(To the tune of “Ol’ Man River,” by Jerome Kern and Oscar Hammerstein II, from the 1927 musical show “Showboat”)


Here we all live by a constitution.
We’ve a High Court to proclaim its voice.
The President submits a nomination.
The Senate confirms or rejects his choice.

Republicans say screw the constitution.
Chances of hearings, not even slim.
“Scalia’s seat is our own for keeping.
Want a new Justice who’ll vote like him.”


Hold no hearings.
We’ll hold no hearings.
Mitch tells Obama
Spare us the drama.
We’ll hold no hearings.
There’ll be no hearings this year.

And Merrick Garland
Won’t mete out justice.
The cards in our hand
Laid-out say just this.
We’ll hold no hearings.
There’ll be no hearings this year.


Democrats can rant and worm.
His nomination we’ll not confirm.
But, heads you lose, tails you lose.
Should President Trump be the one to choose.


Call us laggards.
Say we’re stonewalling.
Approval ratings
Can just keep falling.
We’ll hold no hearings.
There’ll be no hearings this year.

Lyric © 2016 by Robert S. Steinberg, Esquire
All rights reserved.



The U.S. Supreme Court has again granted corporations constitutional rights many thought were available only to individuals.  First Freedom of Speech to Super-Pacs that they might buy elections; and, now Freedom of Religion to closely held corporations that they may deny health care contraception coverage to employees.  But, we know that corporations are not people. Corporations are not born; they are organized to make a buck.   Corporations are mercenary.  They have one religion – the bottom line.  That our highest court is willing to put corporate existence on a level with personal existence is sad commentary on our culture. If the corporate board-rooms had their way, child labor would still be permitted.  Yet our highest court has now endowed these mock creatures of capital with human concerns about religious freedom and political expression that must be protected.  But, who will protect us from these corporations?

(To tune of “People,” by Jule Styne and Bob Merrill, from 1964 Broadway show “Funny Girl”)

Corporation people
Aren’t people like we know
In the world
Call them persons
Artificial persons
They don’t feel what we feel inside
Are moved by net profit’s tide
Like machines, not people
Real people

Are very handy people
Corporate people use workers
In their world
There were children
Our very precious children
Working long after light
Yet working late into night
For pennies paid to enslave

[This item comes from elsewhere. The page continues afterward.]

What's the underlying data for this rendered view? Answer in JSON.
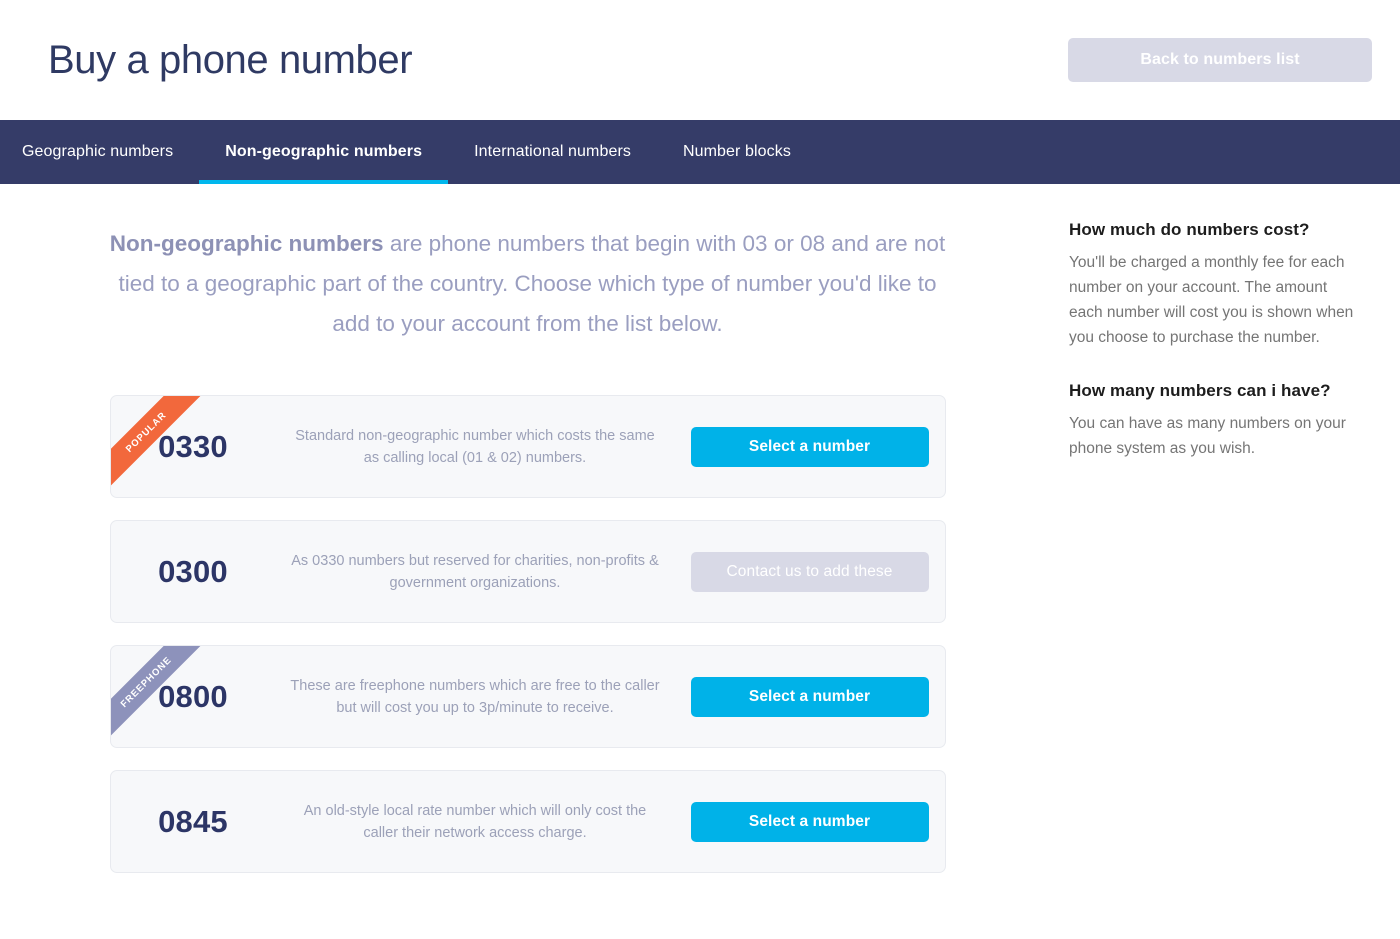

Until some brave people
Who were people
Ordinary people
Told those non-people people,
“Not in our world!”

Lyric ©  2014 by Robert S. Steinberg, Esquire
All rights reserved